* Exercise *
Your job is to reproduce all of the data exactly.

* Extracted entries *
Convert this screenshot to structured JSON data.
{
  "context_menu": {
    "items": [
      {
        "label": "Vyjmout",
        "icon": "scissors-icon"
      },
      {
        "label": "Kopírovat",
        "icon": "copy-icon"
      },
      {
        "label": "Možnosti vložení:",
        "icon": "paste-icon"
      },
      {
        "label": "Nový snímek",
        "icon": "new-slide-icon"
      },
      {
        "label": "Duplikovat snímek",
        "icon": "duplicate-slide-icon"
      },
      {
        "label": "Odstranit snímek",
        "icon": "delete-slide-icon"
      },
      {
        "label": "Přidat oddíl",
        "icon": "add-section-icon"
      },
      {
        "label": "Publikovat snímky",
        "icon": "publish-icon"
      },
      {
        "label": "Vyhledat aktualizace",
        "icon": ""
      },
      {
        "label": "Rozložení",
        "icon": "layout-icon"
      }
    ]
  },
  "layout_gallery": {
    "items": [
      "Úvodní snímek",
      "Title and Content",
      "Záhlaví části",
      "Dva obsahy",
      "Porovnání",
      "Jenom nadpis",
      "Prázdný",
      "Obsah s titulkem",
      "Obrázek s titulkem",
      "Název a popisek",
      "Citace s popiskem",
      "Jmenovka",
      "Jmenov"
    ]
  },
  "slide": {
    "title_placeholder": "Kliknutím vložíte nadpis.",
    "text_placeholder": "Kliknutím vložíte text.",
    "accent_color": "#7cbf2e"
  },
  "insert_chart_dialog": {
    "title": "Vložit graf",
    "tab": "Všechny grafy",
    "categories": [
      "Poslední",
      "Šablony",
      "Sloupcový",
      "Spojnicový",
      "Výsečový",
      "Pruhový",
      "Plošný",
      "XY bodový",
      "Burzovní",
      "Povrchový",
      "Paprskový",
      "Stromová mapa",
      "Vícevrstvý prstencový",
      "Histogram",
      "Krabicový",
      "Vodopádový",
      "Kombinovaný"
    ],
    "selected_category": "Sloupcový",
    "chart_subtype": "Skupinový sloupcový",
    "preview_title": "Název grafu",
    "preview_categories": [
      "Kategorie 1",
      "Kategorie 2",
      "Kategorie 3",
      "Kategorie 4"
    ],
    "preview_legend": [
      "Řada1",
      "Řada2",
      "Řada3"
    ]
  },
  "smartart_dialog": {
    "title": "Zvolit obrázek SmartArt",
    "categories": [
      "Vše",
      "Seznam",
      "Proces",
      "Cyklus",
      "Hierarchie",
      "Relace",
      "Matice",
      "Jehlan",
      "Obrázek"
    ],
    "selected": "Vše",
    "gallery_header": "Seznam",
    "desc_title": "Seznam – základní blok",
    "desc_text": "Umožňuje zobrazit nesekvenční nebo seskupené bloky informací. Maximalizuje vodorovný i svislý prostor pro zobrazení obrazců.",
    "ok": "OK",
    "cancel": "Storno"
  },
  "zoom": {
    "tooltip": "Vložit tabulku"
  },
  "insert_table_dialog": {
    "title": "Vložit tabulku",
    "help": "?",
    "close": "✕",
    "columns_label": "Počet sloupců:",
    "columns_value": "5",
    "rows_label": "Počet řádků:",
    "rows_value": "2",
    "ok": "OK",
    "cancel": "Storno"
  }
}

* Output below *
Convert this screenshot to structured JSON data.
{
  "context_menu": {
    "items": [
      {
        "label": "Vyjmout",
        "icon": "scissors-icon"
      },
      {
        "label": "Kopírovat",
        "icon": "copy-icon"
      },
      {
        "label": "Možnosti vložení:",
        "icon": "paste-icon"
      },
      {
        "label": "Nový snímek",
        "icon": "new-slide-icon"
      },
      {
        "label": "Duplikovat snímek",
        "icon": "duplicate-slide-icon"
      },
      {
        "label": "Odstranit snímek",
        "icon": "delete-slide-icon"
      },
      {
        "label": "Přidat oddíl",
        "icon": "add-section-icon"
      },
      {
        "label": "Publikovat snímky",
        "icon": "publish-icon"
      },
      {
        "label": "Vyhledat aktualizace",
        "icon": ""
      },
      {
        "label": "Rozložení",
        "icon": "layout-icon"
      }
    ]
  },
  "layout_gallery": {
    "items": [
      "Úvodní snímek",
      "Title and Content",
      "Záhlaví části",
      "Dva obsahy",
      "Porovnání",
      "Jenom nadpis",
      "Prázdný",
      "Obsah s titulkem",
      "Obrázek s titulkem",
      "Název a popisek",
      "Citace s popiskem",
      "Jmenovka",
      "Jmenov"
    ]
  },
  "slide": {
    "title_placeholder": "Kliknutím vložíte nadpis.",
    "text_placeholder": "Kliknutím vložíte text.",
    "accent_color": "#7cbf2e"
  },
  "insert_chart_dialog": {
    "title": "Vložit graf",
    "tab": "Všechny grafy",
    "categories": [
      "Poslední",
      "Šablony",
      "Sloupcový",
      "Spojnicový",
      "Výsečový",
      "Pruhový",
      "Plošný",
      "XY bodový",
      "Burzovní",
      "Povrchový",
      "Paprskový",
      "Stromová mapa",
      "Vícevrstvý prstencový",
      "Histogram",
      "Krabicový",
      "Vodopádový",
      "Kombinovaný"
    ],
    "selected_category": "Sloupcový",
    "chart_subtype": "Skupinový sloupcový",
    "preview_title": "Název grafu",
    "preview_categories": [
      "Kategorie 1",
      "Kategorie 2",
      "Kategorie 3",
      "Kategorie 4"
    ],
    "preview_legend": [
      "Řada1",
      "Řada2",
      "Řada3"
    ]
  },
  "smartart_dialog": {
    "title": "Zvolit obrázek SmartArt",
    "categories": [
      "Vše",
      "Seznam",
      "Proces",
      "Cyklus",
      "Hierarchie",
      "Relace",
      "Matice",
      "Jehlan",
      "Obrázek"
    ],
    "selected": "Vše",
    "gallery_header": "Seznam",
    "desc_title": "Seznam – základní blok",
    "desc_text": "Umožňuje zobrazit nesekvenční nebo seskupené bloky informací. Maximalizuje vodorovný i svislý prostor pro zobrazení obrazců.",
    "ok": "OK",
    "cancel": "Storno"
  },
  "zoom": {
    "tooltip": "Vložit tabulku"
  },
  "insert_table_dialog": {
    "title": "Vložit tabulku",
    "help": "?",
    "close": "✕",
    "columns_label": "Počet sloupců:",
    "columns_value": "5",
    "rows_label": "Počet řádků:",
    "rows_value": "2",
    "ok": "OK",
    "cancel": "Storno"
  }
}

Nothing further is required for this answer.